Below information was taken from “American Academy of Orthopaedic Surgeons” http://orthoinfo.aaos.org/ which mentioned the description of GCT:
Giant cell tumors are named for the way they look under the microscope. Many “giant cells” are seen. They are formed by fusion of several individual cells into a single, larger complex. Many bone tumors and other conditions (including normal bone) contain giant cells. Giant cell tumor of bone is given its characteristic appearance by the constant finding of a large number of these cells existing in a typical background.
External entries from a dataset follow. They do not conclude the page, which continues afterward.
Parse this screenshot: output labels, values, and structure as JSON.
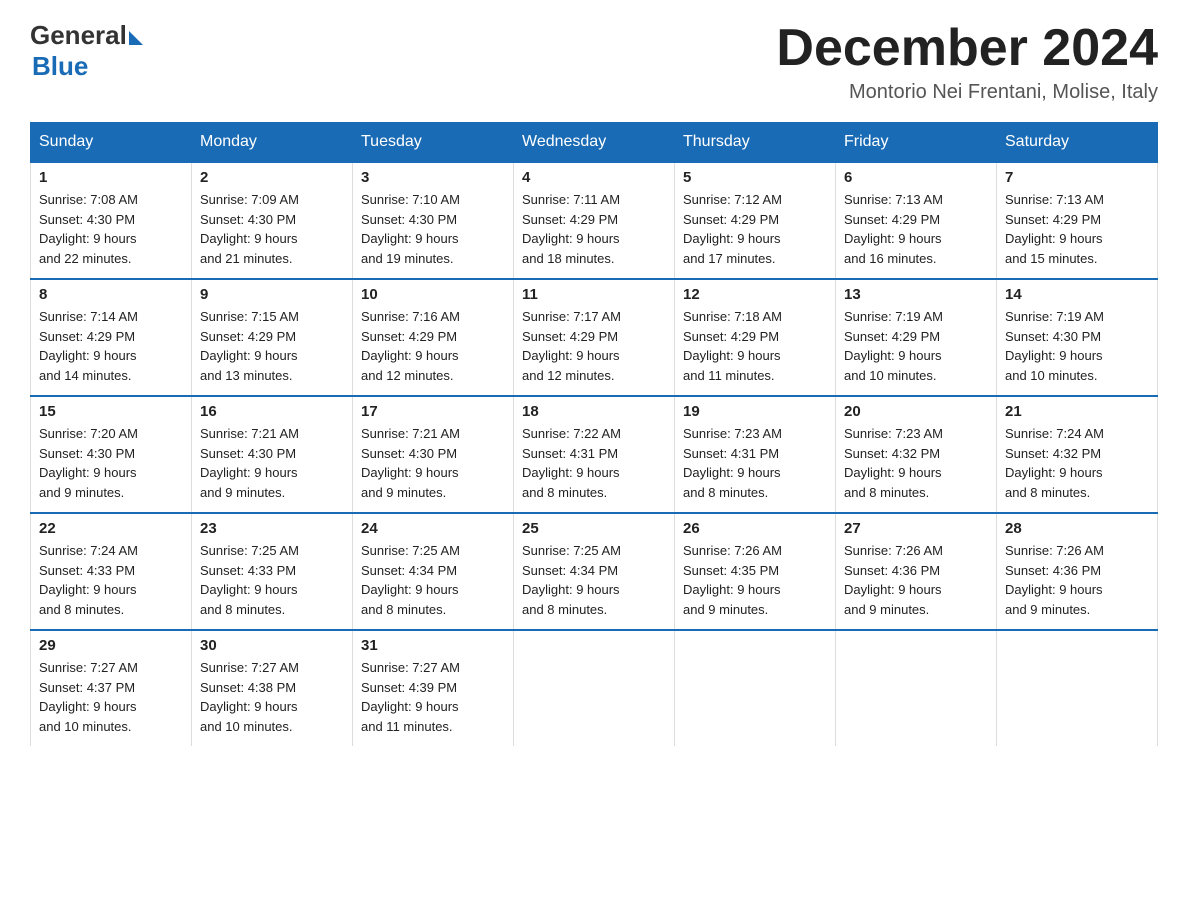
{
  "header": {
    "logo_general": "General",
    "logo_blue": "Blue",
    "month_title": "December 2024",
    "location": "Montorio Nei Frentani, Molise, Italy"
  },
  "weekdays": [
    "Sunday",
    "Monday",
    "Tuesday",
    "Wednesday",
    "Thursday",
    "Friday",
    "Saturday"
  ],
  "weeks": [
    [
      {
        "day": "1",
        "sunrise": "7:08 AM",
        "sunset": "4:30 PM",
        "daylight": "9 hours and 22 minutes."
      },
      {
        "day": "2",
        "sunrise": "7:09 AM",
        "sunset": "4:30 PM",
        "daylight": "9 hours and 21 minutes."
      },
      {
        "day": "3",
        "sunrise": "7:10 AM",
        "sunset": "4:30 PM",
        "daylight": "9 hours and 19 minutes."
      },
      {
        "day": "4",
        "sunrise": "7:11 AM",
        "sunset": "4:29 PM",
        "daylight": "9 hours and 18 minutes."
      },
      {
        "day": "5",
        "sunrise": "7:12 AM",
        "sunset": "4:29 PM",
        "daylight": "9 hours and 17 minutes."
      },
      {
        "day": "6",
        "sunrise": "7:13 AM",
        "sunset": "4:29 PM",
        "daylight": "9 hours and 16 minutes."
      },
      {
        "day": "7",
        "sunrise": "7:13 AM",
        "sunset": "4:29 PM",
        "daylight": "9 hours and 15 minutes."
      }
    ],
    [
      {
        "day": "8",
        "sunrise": "7:14 AM",
        "sunset": "4:29 PM",
        "daylight": "9 hours and 14 minutes."
      },
      {
        "day": "9",
        "sunrise": "7:15 AM",
        "sunset": "4:29 PM",
        "daylight": "9 hours and 13 minutes."
      },
      {
        "day": "10",
        "sunrise": "7:16 AM",
        "sunset": "4:29 PM",
        "daylight": "9 hours and 12 minutes."
      },
      {
        "day": "11",
        "sunrise": "7:17 AM",
        "sunset": "4:29 PM",
        "daylight": "9 hours and 12 minutes."
      },
      {
        "day": "12",
        "sunrise": "7:18 AM",
        "sunset": "4:29 PM",
        "daylight": "9 hours and 11 minutes."
      },
      {
        "day": "13",
        "sunrise": "7:19 AM",
        "sunset": "4:29 PM",
        "daylight": "9 hours and 10 minutes."
      },
      {
        "day": "14",
        "sunrise": "7:19 AM",
        "sunset": "4:30 PM",
        "daylight": "9 hours and 10 minutes."
      }
    ],
    [
      {
        "day": "15",
        "sunrise": "7:20 AM",
        "sunset": "4:30 PM",
        "daylight": "9 hours and 9 minutes."
      },
      {
        "day": "16",
        "sunrise": "7:21 AM",
        "sunset": "4:30 PM",
        "daylight": "9 hours and 9 minutes."
      },
      {
        "day": "17",
        "sunrise": "7:21 AM",
        "sunset": "4:30 PM",
        "daylight": "9 hours and 9 minutes."
      },
      {
        "day": "18",
        "sunrise": "7:22 AM",
        "sunset": "4:31 PM",
        "daylight": "9 hours and 8 minutes."
      },
      {
        "day": "19",
        "sunrise": "7:23 AM",
        "sunset": "4:31 PM",
        "daylight": "9 hours and 8 minutes."
      },
      {
        "day": "20",
        "sunrise": "7:23 AM",
        "sunset": "4:32 PM",
        "daylight": "9 hours and 8 minutes."
      },
      {
        "day": "21",
        "sunrise": "7:24 AM",
        "sunset": "4:32 PM",
        "daylight": "9 hours and 8 minutes."
      }
    ],
    [
      {
        "day": "22",
        "sunrise": "7:24 AM",
        "sunset": "4:33 PM",
        "daylight": "9 hours and 8 minutes."
      },
      {
        "day": "23",
        "sunrise": "7:25 AM",
        "sunset": "4:33 PM",
        "daylight": "9 hours and 8 minutes."
      },
      {
        "day": "24",
        "sunrise": "7:25 AM",
        "sunset": "4:34 PM",
        "daylight": "9 hours and 8 minutes."
      },
      {
        "day": "25",
        "sunrise": "7:25 AM",
        "sunset": "4:34 PM",
        "daylight": "9 hours and 8 minutes."
      },
      {
        "day": "26",
        "sunrise": "7:26 AM",
        "sunset": "4:35 PM",
        "daylight": "9 hours and 9 minutes."
      },
      {
        "day": "27",
        "sunrise": "7:26 AM",
        "sunset": "4:36 PM",
        "daylight": "9 hours and 9 minutes."
      },
      {
        "day": "28",
        "sunrise": "7:26 AM",
        "sunset": "4:36 PM",
        "daylight": "9 hours and 9 minutes."
      }
    ],
    [
      {
        "day": "29",
        "sunrise": "7:27 AM",
        "sunset": "4:37 PM",
        "daylight": "9 hours and 10 minutes."
      },
      {
        "day": "30",
        "sunrise": "7:27 AM",
        "sunset": "4:38 PM",
        "daylight": "9 hours and 10 minutes."
      },
      {
        "day": "31",
        "sunrise": "7:27 AM",
        "sunset": "4:39 PM",
        "daylight": "9 hours and 11 minutes."
      },
      null,
      null,
      null,
      null
    ]
  ],
  "labels": {
    "sunrise": "Sunrise:",
    "sunset": "Sunset:",
    "daylight": "Daylight:"
  }
}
Most bone tumors occur in the flared portion near the ends of long bone (metaphysis), but giant cell tumor of bone occurs almost exclusively in the end portion of long bones next to the joints (epiphysis). Giant cell tumors of bone most frequently occur around the knee joint in the lower end of the thighbone (femur) or the upper end of the shinbone (tibia). Other common locations include the wrist (lower end of the lower arm bone), the hip (upper end of the thighbone), the shoulder (upper end of the upper arm bone), and lower back (connection of the spine and pelvis). In rare cases, this tumor may spread to the lungs.